This answer mentions that CMOS sensors "cannot" use digital shutters where as CCD sensors can. Even if some models have the ability to, it is certainly typically for CMOS sensors to use mechanical shutters instead. Why might this be?
Preamble: I ask with a particular problem in mind. My mirror-less camera uses a CMOS sensor and has an electronic view finder. When the shutter is half pressed (exposure is calibrated, focus is set, the EVF frame-rate increases) the video image seems nigh on identical to the photo. The sensor is clearly able to accurately process a stream of light hitting the sensor into images without a mechanical shutter, so why is a digital shutter off the cards? As far as I can see the mechanical shutter wastes battery, obligately creates an audible noise, takes time to shut-open-shut-open, and makes the camera thicker and heavier.

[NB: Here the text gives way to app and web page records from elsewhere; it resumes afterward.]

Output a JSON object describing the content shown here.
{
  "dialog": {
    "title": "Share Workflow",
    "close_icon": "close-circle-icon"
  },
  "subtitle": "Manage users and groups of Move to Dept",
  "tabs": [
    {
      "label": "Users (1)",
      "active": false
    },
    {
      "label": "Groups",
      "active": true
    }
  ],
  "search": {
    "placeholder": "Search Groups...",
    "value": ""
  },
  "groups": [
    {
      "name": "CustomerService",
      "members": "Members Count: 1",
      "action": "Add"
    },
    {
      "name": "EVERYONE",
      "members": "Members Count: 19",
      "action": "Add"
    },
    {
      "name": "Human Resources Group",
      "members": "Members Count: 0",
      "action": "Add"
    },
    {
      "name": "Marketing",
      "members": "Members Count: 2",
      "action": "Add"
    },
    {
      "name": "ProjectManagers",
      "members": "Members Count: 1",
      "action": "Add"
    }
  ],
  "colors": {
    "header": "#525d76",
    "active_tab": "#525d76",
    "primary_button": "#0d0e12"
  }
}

This boils down to what is the advantage of a mechanical shutter in mirrorless CMOS cameras?